**Information shown**
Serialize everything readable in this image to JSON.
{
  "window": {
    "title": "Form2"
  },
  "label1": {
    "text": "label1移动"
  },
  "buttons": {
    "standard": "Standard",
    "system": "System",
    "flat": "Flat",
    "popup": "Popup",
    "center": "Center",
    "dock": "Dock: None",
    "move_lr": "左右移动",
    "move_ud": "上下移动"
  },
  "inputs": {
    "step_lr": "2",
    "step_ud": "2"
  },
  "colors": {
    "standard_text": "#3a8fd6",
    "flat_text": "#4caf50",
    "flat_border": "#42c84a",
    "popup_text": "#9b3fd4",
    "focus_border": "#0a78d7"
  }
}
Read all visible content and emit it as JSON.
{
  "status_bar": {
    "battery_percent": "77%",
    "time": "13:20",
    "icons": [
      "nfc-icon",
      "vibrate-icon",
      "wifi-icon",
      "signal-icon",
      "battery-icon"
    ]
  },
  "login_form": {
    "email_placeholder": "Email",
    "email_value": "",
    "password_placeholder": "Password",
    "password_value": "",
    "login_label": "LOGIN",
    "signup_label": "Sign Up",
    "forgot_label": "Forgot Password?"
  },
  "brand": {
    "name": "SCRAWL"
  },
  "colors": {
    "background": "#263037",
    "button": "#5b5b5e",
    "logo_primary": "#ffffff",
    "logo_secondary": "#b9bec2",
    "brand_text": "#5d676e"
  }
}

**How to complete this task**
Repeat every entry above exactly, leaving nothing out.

**Output for this exercise**
Serialize everything readable in this image to JSON.
{
  "window": {
    "title": "Form2"
  },
  "label1": {
    "text": "label1移动"
  },
  "buttons": {
    "standard": "Standard",
    "system": "System",
    "flat": "Flat",
    "popup": "Popup",
    "center": "Center",
    "dock": "Dock: None",
    "move_lr": "左右移动",
    "move_ud": "上下移动"
  },
  "inputs": {
    "step_lr": "2",
    "step_ud": "2"
  },
  "colors": {
    "standard_text": "#3a8fd6",
    "flat_text": "#4caf50",
    "flat_border": "#42c84a",
    "popup_text": "#9b3fd4",
    "focus_border": "#0a78d7"
  }
}
Read all visible content and emit it as JSON.
{
  "status_bar": {
    "battery_percent": "77%",
    "time": "13:20",
    "icons": [
      "nfc-icon",
      "vibrate-icon",
      "wifi-icon",
      "signal-icon",
      "battery-icon"
    ]
  },
  "login_form": {
    "email_placeholder": "Email",
    "email_value": "",
    "password_placeholder": "Password",
    "password_value": "",
    "login_label": "LOGIN",
    "signup_label": "Sign Up",
    "forgot_label": "Forgot Password?"
  },
  "brand": {
    "name": "SCRAWL"
  },
  "colors": {
    "background": "#263037",
    "button": "#5b5b5e",
    "logo_primary": "#ffffff",
    "logo_secondary": "#b9bec2",
    "brand_text": "#5d676e"
  }
}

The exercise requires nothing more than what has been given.